Yes, it is really good news to see so many immigration expansionists being quoted in the media attacking the idea of reducing legal immigration.
It indicates that the concept is gaining enough traction for the immigration expansionists to become seriously worried.
We saw some flurries of these attacks a month ago when Sen. Tom Cotton (R-Ark.) and Sen. David Perdue (R-Ga.) introduced the RAISE Act (S. 354) which they promise would immediately reduce annual legal immigration by 40% from its recent average above a million.
The attacks on this kind of immigration moderation started to look more like a blizzard after President Trump made strong statements to Congress Tuesday night about the need to change the legal immigration system to help American workers.
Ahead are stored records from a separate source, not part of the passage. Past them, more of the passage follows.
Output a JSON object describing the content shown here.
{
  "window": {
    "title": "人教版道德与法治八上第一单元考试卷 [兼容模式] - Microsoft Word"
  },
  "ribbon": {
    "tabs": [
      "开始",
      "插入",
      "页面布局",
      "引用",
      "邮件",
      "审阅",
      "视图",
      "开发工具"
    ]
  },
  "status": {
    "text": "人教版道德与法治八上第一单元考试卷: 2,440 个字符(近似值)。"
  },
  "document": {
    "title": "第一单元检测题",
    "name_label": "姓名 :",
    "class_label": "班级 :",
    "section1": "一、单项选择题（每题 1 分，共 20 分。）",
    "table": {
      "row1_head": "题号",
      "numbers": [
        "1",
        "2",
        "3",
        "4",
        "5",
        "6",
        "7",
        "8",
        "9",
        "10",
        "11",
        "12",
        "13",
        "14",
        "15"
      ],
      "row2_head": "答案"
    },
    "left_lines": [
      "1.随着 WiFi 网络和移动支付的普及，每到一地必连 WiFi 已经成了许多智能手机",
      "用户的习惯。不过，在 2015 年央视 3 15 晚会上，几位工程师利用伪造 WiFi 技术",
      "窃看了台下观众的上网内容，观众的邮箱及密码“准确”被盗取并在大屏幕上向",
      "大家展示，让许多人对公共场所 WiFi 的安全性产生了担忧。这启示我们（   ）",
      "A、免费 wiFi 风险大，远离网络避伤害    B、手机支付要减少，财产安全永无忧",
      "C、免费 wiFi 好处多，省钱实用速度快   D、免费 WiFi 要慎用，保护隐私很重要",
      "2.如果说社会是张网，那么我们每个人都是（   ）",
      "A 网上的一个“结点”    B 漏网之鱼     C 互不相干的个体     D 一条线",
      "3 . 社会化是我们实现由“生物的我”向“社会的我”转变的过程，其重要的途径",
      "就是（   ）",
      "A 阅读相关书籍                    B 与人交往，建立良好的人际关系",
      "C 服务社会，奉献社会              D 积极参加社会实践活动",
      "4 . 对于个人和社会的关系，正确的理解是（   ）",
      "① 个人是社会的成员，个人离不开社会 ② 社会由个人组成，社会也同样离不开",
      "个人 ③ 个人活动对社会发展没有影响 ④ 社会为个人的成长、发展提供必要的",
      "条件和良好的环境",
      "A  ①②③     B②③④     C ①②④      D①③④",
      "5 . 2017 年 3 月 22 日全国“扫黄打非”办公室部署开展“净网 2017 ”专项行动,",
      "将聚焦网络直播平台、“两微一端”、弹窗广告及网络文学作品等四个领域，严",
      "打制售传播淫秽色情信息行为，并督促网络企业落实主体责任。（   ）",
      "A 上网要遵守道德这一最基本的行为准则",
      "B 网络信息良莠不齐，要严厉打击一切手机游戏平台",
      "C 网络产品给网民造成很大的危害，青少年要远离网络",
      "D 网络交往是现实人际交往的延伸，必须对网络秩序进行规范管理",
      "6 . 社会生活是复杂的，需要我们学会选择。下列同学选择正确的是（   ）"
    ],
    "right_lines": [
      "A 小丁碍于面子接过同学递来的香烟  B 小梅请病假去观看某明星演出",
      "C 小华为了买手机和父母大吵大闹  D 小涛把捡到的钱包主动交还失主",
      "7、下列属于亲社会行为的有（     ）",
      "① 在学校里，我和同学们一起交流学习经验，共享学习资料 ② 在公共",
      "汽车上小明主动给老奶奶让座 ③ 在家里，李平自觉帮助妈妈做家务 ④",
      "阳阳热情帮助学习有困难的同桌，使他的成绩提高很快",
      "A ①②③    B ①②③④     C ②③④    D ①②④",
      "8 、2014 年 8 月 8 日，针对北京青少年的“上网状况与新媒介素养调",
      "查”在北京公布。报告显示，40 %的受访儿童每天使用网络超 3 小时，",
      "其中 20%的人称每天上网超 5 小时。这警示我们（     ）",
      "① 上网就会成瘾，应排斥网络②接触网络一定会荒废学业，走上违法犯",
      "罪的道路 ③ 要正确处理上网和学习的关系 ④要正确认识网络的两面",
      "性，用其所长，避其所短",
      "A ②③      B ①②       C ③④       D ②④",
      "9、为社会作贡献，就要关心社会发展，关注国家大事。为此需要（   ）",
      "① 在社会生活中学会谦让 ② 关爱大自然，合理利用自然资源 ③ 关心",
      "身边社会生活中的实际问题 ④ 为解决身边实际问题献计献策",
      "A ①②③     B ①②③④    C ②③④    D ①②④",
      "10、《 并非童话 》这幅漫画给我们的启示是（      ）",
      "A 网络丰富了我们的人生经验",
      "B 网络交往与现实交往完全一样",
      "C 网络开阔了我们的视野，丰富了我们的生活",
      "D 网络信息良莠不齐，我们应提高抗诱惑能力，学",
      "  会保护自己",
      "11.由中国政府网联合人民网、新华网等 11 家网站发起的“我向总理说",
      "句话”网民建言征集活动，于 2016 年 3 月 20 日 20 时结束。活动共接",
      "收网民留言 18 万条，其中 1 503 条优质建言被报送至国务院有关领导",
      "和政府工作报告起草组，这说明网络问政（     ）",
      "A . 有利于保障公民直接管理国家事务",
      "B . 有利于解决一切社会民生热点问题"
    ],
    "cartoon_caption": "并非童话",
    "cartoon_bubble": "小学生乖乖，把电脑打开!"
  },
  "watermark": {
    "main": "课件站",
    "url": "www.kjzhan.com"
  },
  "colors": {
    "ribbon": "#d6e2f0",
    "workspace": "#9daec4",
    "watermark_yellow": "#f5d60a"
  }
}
You may recall that I shot out a statement to the media as soon as the speech ended claiming that the President's comments were a "tacit endorsement" of the RAISE Act.
I'm pleased that many commentators, reporters and immigration expansion advocates the next day were making that connection and putting a lot of spotlight on the RAISE Act, which would end all Chain Migration categories and the Visa Lottery.
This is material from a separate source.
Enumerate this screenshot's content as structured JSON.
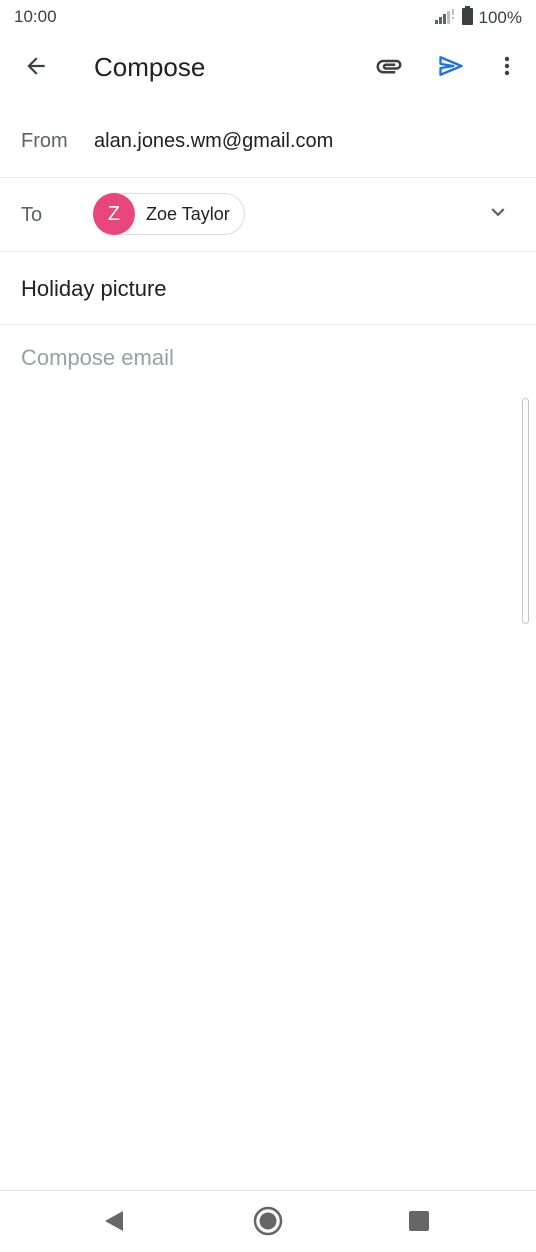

Most of the attention was given in the form of advocates and "experts" being quoted about what a horrible thing it would be to give out a half-million fewer lifetime U.S. work permits to citizens of other countries every year.
The expansionists' biggest argument seems to be that the U.S. economy would stagnate without the government-forced population growth created by immigration. They also make claims relying on the belief that the 50 million working-age Americans who have no job at all right now could not possibly be persuaded to take the jobs that those half-million denied immigrants otherwise would take.
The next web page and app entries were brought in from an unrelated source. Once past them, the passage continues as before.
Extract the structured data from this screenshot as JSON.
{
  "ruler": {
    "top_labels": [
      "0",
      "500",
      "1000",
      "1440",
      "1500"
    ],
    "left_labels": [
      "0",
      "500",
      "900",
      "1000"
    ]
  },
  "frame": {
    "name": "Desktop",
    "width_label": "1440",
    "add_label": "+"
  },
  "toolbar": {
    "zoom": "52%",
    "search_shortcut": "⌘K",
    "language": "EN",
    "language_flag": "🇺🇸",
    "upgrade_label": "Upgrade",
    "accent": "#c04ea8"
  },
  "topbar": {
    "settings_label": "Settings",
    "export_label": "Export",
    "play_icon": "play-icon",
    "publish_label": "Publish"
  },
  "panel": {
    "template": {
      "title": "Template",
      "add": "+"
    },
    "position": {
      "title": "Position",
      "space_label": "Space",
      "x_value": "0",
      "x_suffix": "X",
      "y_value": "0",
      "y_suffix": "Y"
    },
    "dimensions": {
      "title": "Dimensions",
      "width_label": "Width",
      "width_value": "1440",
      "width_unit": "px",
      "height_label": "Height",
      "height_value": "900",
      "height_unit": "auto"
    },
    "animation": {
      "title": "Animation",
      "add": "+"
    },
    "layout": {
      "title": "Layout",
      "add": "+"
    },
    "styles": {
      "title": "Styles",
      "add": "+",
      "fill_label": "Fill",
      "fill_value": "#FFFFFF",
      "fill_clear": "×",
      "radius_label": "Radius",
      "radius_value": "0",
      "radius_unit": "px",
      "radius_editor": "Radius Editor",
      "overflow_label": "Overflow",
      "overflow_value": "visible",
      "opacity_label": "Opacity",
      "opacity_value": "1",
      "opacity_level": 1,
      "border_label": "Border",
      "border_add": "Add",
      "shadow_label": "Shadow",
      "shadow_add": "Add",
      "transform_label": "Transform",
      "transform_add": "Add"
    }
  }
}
Which of those 50 million Americans do the expansionists believe are too picky, or too lazy, or too pampered or too untrainable to be recruited to fill jobs that the government imports immigrants to fill?
Perhaps it is the 2 of every 5 Millennials of all ethnicities under age 30 with no college degree who have no job of any kind. The expansionists find it far preferable to add a million more work-permitted immigrants each year than to encourage better engagement of this young demographic that is in its physical prime and learning life-long habits of self-sufficiency or dependency.
Or maybe the immigration expansionists have such low opinions of the two minority groups with the largest number of Americans living in poverty that they think businesses shouldn't have to recruit among the 30% of all working-age Hispanic Americans and 36% of all working-age African Americans who currently don't have even a part-time job.
Immigration policies are always about who gets preference from the U.S. government. A very good sign this week was the statement from the AFL-CIO chief Richard Trumka that he agreed with the President's principle that immigration policies should show a preferential concern for how workers are affected.
Trumka and Trump spotlighting legal immigration levels! No wonder the expansionists are worried.
ROY BECK is President & Founder of NumbersUSA
Updated: Mon, Mar 20th 2017 @ 9:30am EDT